What you should do.
Copy out each line below containing "label".

Entries from a dataset of interfaces

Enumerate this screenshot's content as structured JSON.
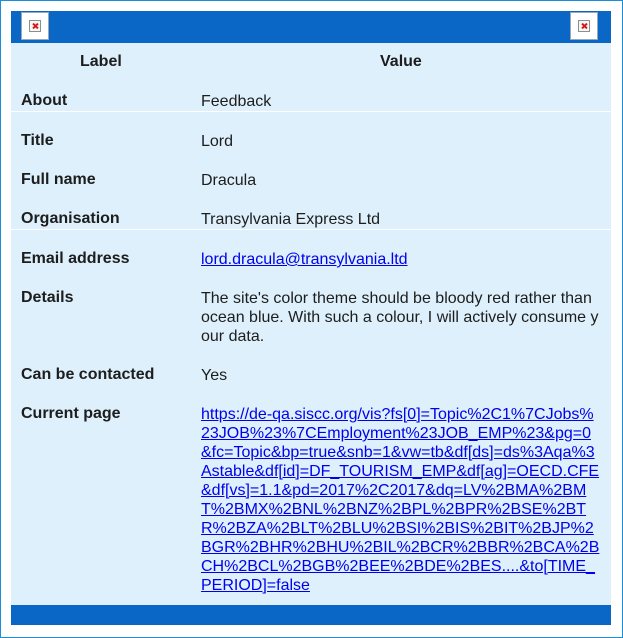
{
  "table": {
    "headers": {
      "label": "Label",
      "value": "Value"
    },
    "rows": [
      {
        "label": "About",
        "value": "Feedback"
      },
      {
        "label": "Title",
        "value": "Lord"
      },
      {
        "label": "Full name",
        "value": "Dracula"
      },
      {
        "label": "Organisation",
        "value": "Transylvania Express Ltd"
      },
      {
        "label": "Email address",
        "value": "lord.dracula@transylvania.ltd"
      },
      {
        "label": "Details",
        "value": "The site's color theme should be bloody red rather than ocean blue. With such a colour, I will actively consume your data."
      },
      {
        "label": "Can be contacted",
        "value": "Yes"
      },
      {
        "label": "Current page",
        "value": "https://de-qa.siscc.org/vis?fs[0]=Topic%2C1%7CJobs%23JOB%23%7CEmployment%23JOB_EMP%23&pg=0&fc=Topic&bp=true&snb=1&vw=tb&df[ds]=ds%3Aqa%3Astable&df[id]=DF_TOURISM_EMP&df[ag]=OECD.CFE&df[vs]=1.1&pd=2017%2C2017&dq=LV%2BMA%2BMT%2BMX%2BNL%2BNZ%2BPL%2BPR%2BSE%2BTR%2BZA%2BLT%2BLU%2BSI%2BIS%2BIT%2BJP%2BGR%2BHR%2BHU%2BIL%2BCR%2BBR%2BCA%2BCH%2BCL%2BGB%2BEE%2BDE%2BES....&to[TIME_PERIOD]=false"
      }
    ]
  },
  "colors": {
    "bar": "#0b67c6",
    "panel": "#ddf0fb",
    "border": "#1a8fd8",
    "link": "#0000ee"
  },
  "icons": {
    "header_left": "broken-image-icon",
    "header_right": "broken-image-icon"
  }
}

Answer box.
      "label": "Label",
        "label": "About",
        "label": "Title",
        "label": "Full name",
        "label": "Organisation",
        "label": "Email address",
        "label": "Details",
        "label": "Can be contacted",
        "label": "Current page",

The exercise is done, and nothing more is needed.